1
0
Silver badge

@ Alistair Dabbs

Just pick the fucking lock, for gawdess's sake.

It ain't exactly rocket science. See the MIT locksmith's guide if you are clueless.

0
1
Bronze badge

The key is in the pocket

The pocket of the suit worn by the corpse in the safe.

0
0
Anonymous Coward

those typewriters have monetery value dont you know...

They are historic items and back in demand...

2
0
Silver badge

Re: those typewriters have monetery value dont you know...

Exactly. Rather difficult for the likes of GCHQ/NSA and Google to slurp data from a typewriter.

1
0
Bronze badge

Re: those typewriters have monetery value dont you know...

Rather difficult for the likes of GCHQ/NSA and Google to slurp data from a typewriter.

It's actually very easy, especially with single strike ribbons - unroll the ribbon and you can read off everything it has typed directly. No one ever thought about that when throwing out used ribbons.

2
0
Bronze badge

Re: those typewriters have monetery value dont you know...

"No one ever thought about that when throwing out used ribbons."

when i worked, briefly, for the military industrial complex (industrial division) every typewriter ribbon used in the facility was collected and securely destroyed whether used for classified work or not.
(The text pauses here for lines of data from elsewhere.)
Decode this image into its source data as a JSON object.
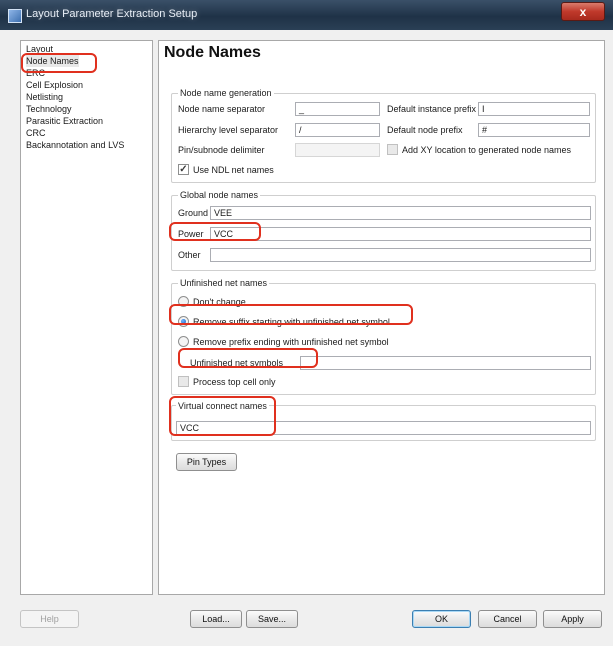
{
  "window": {
    "title": "Layout Parameter Extraction Setup",
    "close_glyph": "x"
  },
  "nav": {
    "items": [
      {
        "label": "Layout"
      },
      {
        "label": "Node Names",
        "selected": true
      },
      {
        "label": "ERC"
      },
      {
        "label": "Cell Explosion"
      },
      {
        "label": "Netlisting"
      },
      {
        "label": "Technology"
      },
      {
        "label": "Parasitic Extraction"
      },
      {
        "label": "CRC"
      },
      {
        "label": "Backannotation and LVS"
      }
    ]
  },
  "page": {
    "title": "Node Names",
    "generation": {
      "title": "Node name generation",
      "node_name_separator": {
        "label": "Node name separator",
        "value": "_"
      },
      "hierarchy_separator": {
        "label": "Hierarchy level separator",
        "value": "/"
      },
      "pin_subnode_delimiter": {
        "label": "Pin/subnode delimiter",
        "value": ""
      },
      "default_instance_prefix": {
        "label": "Default instance prefix",
        "value": "I"
      },
      "default_node_prefix": {
        "label": "Default node prefix",
        "value": "#"
      },
      "add_xy": {
        "label": "Add XY location to generated node names",
        "checked": false
      },
      "use_ndl": {
        "label": "Use NDL net names",
        "checked": true
      }
    },
    "global": {
      "title": "Global node names",
      "ground": {
        "label": "Ground",
        "value": "VEE"
      },
      "power": {
        "label": "Power",
        "value": "VCC"
      },
      "other": {
        "label": "Other",
        "value": ""
      }
    },
    "unfinished": {
      "title": "Unfinished net names",
      "options": [
        {
          "label": "Don't change",
          "checked": false
        },
        {
          "label": "Remove suffix starting with unfinished net symbol",
          "checked": true
        },
        {
          "label": "Remove prefix ending with unfinished net symbol",
          "checked": false
        }
      ],
      "symbols": {
        "label": "Unfinished net symbols",
        "value": ""
      },
      "process_top": {
        "label": "Process top cell only",
        "checked": false
      }
    },
    "virtual": {
      "title": "Virtual connect names",
      "value": "VCC"
    },
    "pin_types_label": "Pin Types"
  },
  "footer": {
    "help": "Help",
    "load": "Load...",
    "save": "Save...",
    "ok": "OK",
    "cancel": "Cancel",
    "apply": "Apply"
  },
  "colors": {
    "annotation": "#e0301e",
    "title_bar": "#1f3247"
  }
}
and, as to monetary value - there are still too many places on this mismanaged planet that don't exactly have reliable electricity. if you only have electricity for a few hours/day and not always contiguous hours there is a real advantage to being able to keep working and not wait to reboot and fire up the printer hoping to get through the job. there is, last i checked, a good market for working or repairable manual typewriters. you might check with an NGO to see if they're interested.

3
0

Those gas masks look (to my untrained eye) like the stuff the Soviets used. Obviously, this place was an equipment dump for a Cold War Spetnaz group. Be careful opening any heavy boxes :-)

5
0

Any chance, Mr Dabbs, of my acquiring some of those gas masks? Please contact me on johnaaronroseatgmaildotcom

1
0
Gold badge
Black Helicopters

Don't listen to him! He's an FBI agent provocateur!

0
0
Bronze badge

Gas masks

I have learnt that the boss bought the sack of gas masks in the wake of the 7/7 bombings in London. Remember the bus on Hackney Road that didn't explode? That was just outside the office.

Unfortunately, I have also learnt that the gas masks were a job lot from that dodgy supplier rejected by the Israeli military, i.e. they probably don't work.

2
0
Silver badge

Re: Gas masks

The one in the picture also doesn't appear to have a filter, so its only effect would be to give you a sweaty face whilst you choke to death.

3
0
Silver badge

Re: Gas masks

" johnaaronroseatgmaildotcom"

I don't know why but every time I re-read this I keep expecting to see the word 'goat' in there. Weird.

3
0
Silver badge

Re: Gas masks

"I keep expecting to see the word 'goat' in there"

I thought there was a 'goatse'. Our brains taking shortcuts, as usual. :-)

1
0

Page:

This topic is closed for new posts.

Forums